*** Information given ***
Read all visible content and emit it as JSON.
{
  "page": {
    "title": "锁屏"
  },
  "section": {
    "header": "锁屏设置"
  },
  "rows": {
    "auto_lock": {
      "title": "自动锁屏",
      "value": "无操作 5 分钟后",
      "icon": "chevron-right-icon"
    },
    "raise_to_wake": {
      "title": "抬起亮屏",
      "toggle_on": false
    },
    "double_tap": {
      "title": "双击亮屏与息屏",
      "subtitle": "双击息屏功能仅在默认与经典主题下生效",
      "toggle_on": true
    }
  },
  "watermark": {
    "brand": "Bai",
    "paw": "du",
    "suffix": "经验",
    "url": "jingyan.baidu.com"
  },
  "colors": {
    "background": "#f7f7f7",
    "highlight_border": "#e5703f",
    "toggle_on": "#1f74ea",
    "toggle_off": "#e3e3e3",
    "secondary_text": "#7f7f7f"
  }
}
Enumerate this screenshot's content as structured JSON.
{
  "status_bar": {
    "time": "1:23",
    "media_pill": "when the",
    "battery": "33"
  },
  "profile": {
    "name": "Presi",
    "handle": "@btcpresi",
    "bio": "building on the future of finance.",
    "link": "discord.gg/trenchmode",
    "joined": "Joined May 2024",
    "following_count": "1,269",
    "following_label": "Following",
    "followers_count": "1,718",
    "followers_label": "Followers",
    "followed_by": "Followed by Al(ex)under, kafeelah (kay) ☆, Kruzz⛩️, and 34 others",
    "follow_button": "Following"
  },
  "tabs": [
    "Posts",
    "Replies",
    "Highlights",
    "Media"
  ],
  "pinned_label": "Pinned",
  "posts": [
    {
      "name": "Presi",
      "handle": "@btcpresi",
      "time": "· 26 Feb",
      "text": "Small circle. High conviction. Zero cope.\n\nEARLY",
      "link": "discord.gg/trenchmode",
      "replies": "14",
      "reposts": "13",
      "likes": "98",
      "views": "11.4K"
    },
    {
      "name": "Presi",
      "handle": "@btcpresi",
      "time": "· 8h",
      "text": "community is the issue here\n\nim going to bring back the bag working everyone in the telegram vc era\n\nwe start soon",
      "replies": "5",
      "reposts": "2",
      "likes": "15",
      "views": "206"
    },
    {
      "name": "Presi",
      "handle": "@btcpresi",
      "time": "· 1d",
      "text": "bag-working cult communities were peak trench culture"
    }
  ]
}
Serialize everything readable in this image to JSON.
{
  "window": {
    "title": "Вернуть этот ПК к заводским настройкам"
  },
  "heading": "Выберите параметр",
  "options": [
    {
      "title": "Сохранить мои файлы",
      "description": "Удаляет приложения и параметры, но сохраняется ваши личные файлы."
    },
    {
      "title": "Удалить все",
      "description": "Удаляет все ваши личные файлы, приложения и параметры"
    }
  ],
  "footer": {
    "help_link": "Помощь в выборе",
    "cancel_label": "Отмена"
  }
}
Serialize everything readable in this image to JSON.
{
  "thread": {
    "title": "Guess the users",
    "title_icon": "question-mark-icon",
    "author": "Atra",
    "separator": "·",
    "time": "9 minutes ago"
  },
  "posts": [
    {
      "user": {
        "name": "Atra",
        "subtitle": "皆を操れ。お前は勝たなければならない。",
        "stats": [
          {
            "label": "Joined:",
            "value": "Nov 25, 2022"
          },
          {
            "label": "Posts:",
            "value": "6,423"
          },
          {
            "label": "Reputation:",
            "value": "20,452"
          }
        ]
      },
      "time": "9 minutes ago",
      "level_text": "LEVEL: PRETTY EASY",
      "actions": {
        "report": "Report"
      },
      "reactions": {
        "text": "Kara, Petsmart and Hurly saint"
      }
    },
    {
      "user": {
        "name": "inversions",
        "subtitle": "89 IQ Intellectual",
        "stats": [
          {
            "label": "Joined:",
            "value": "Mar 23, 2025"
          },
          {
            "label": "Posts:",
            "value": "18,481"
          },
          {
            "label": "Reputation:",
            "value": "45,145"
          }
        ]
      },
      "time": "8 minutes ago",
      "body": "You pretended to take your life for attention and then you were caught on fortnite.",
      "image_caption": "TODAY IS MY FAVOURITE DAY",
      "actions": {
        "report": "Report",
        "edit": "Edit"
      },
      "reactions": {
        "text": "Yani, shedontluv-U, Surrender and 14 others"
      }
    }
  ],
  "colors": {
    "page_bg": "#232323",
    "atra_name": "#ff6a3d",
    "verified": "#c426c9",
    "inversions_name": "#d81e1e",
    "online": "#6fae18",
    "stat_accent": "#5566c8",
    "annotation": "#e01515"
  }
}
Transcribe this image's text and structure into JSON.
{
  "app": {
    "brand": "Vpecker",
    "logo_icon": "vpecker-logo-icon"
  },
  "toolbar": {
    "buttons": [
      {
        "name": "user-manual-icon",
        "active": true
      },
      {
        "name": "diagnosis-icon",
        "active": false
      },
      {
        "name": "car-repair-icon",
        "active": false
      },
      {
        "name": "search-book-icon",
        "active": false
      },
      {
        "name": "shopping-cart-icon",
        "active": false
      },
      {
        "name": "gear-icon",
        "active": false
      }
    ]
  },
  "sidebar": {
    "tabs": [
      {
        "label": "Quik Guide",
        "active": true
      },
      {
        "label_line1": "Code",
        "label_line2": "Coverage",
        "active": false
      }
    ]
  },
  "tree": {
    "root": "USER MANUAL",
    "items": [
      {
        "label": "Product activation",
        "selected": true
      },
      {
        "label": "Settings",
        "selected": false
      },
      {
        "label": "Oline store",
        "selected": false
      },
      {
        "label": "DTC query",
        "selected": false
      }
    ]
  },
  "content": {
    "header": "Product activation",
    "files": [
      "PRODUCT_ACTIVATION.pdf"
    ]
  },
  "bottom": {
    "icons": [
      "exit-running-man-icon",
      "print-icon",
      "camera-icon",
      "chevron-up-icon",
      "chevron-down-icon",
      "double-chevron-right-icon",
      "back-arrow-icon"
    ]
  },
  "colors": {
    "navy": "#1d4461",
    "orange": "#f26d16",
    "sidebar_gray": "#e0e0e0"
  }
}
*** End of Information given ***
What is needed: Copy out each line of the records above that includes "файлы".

Response to the exercise:
      "title": "Сохранить мои файлы",
      "description": "Удаляет приложения и параметры, но сохраняется ваши личные файлы."
      "description": "Удаляет все ваши личные файлы, приложения и параметры"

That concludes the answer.